(Data to use begins)

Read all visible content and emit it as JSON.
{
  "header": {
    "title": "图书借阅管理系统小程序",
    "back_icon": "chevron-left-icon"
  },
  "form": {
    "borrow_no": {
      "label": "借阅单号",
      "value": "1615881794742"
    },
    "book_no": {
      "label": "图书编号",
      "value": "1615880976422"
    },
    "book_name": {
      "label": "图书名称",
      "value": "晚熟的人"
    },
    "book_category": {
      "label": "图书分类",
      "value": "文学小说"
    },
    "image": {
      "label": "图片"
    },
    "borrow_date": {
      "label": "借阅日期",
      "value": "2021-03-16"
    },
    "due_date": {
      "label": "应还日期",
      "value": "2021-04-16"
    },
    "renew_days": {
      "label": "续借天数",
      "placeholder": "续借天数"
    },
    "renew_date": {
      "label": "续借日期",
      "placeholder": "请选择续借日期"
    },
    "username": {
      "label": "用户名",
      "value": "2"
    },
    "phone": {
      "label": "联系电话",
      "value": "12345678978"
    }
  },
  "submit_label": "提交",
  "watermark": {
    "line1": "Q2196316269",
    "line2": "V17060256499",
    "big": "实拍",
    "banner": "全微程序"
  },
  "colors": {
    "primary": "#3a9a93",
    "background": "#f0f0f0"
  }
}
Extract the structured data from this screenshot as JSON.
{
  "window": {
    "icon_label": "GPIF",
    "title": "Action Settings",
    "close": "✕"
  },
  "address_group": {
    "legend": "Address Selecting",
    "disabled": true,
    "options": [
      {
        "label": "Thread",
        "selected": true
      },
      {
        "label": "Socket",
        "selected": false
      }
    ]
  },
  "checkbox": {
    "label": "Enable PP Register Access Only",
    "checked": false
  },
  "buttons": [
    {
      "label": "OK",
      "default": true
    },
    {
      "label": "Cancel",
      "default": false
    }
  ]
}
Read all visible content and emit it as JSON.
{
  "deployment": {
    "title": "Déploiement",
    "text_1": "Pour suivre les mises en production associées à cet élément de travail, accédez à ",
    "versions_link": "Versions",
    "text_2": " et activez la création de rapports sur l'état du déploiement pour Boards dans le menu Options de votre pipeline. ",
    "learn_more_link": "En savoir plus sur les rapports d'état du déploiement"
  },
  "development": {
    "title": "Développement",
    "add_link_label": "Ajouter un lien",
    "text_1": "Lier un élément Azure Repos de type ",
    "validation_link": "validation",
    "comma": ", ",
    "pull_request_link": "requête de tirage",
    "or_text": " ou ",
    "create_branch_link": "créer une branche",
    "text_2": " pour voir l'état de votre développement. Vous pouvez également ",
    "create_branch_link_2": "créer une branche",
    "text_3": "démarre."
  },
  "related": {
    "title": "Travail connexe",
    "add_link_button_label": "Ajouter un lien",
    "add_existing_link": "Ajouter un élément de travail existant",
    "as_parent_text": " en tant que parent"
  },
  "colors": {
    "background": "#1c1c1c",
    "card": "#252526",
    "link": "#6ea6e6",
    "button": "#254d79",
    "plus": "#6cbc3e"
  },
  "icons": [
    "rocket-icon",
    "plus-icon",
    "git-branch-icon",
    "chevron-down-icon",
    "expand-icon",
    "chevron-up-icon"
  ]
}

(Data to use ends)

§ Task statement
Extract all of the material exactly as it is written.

§ Final answer
Read all visible content and emit it as JSON.
{
  "header": {
    "title": "图书借阅管理系统小程序",
    "back_icon": "chevron-left-icon"
  },
  "form": {
    "borrow_no": {
      "label": "借阅单号",
      "value": "1615881794742"
    },
    "book_no": {
      "label": "图书编号",
      "value": "1615880976422"
    },
    "book_name": {
      "label": "图书名称",
      "value": "晚熟的人"
    },
    "book_category": {
      "label": "图书分类",
      "value": "文学小说"
    },
    "image": {
      "label": "图片"
    },
    "borrow_date": {
      "label": "借阅日期",
      "value": "2021-03-16"
    },
    "due_date": {
      "label": "应还日期",
      "value": "2021-04-16"
    },
    "renew_days": {
      "label": "续借天数",
      "placeholder": "续借天数"
    },
    "renew_date": {
      "label": "续借日期",
      "placeholder": "请选择续借日期"
    },
    "username": {
      "label": "用户名",
      "value": "2"
    },
    "phone": {
      "label": "联系电话",
      "value": "12345678978"
    }
  },
  "submit_label": "提交",
  "watermark": {
    "line1": "Q2196316269",
    "line2": "V17060256499",
    "big": "实拍",
    "banner": "全微程序"
  },
  "colors": {
    "primary": "#3a9a93",
    "background": "#f0f0f0"
  }
}
Extract the structured data from this screenshot as JSON.
{
  "window": {
    "icon_label": "GPIF",
    "title": "Action Settings",
    "close": "✕"
  },
  "address_group": {
    "legend": "Address Selecting",
    "disabled": true,
    "options": [
      {
        "label": "Thread",
        "selected": true
      },
      {
        "label": "Socket",
        "selected": false
      }
    ]
  },
  "checkbox": {
    "label": "Enable PP Register Access Only",
    "checked": false
  },
  "buttons": [
    {
      "label": "OK",
      "default": true
    },
    {
      "label": "Cancel",
      "default": false
    }
  ]
}
Read all visible content and emit it as JSON.
{
  "deployment": {
    "title": "Déploiement",
    "text_1": "Pour suivre les mises en production associées à cet élément de travail, accédez à ",
    "versions_link": "Versions",
    "text_2": " et activez la création de rapports sur l'état du déploiement pour Boards dans le menu Options de votre pipeline. ",
    "learn_more_link": "En savoir plus sur les rapports d'état du déploiement"
  },
  "development": {
    "title": "Développement",
    "add_link_label": "Ajouter un lien",
    "text_1": "Lier un élément Azure Repos de type ",
    "validation_link": "validation",
    "comma": ", ",
    "pull_request_link": "requête de tirage",
    "or_text": " ou ",
    "create_branch_link": "créer une branche",
    "text_2": " pour voir l'état de votre développement. Vous pouvez également ",
    "create_branch_link_2": "créer une branche",
    "text_3": "démarre."
  },
  "related": {
    "title": "Travail connexe",
    "add_link_button_label": "Ajouter un lien",
    "add_existing_link": "Ajouter un élément de travail existant",
    "as_parent_text": " en tant que parent"
  },
  "colors": {
    "background": "#1c1c1c",
    "card": "#252526",
    "link": "#6ea6e6",
    "button": "#254d79",
    "plus": "#6cbc3e"
  },
  "icons": [
    "rocket-icon",
    "plus-icon",
    "git-branch-icon",
    "chevron-down-icon",
    "expand-icon",
    "chevron-up-icon"
  ]
}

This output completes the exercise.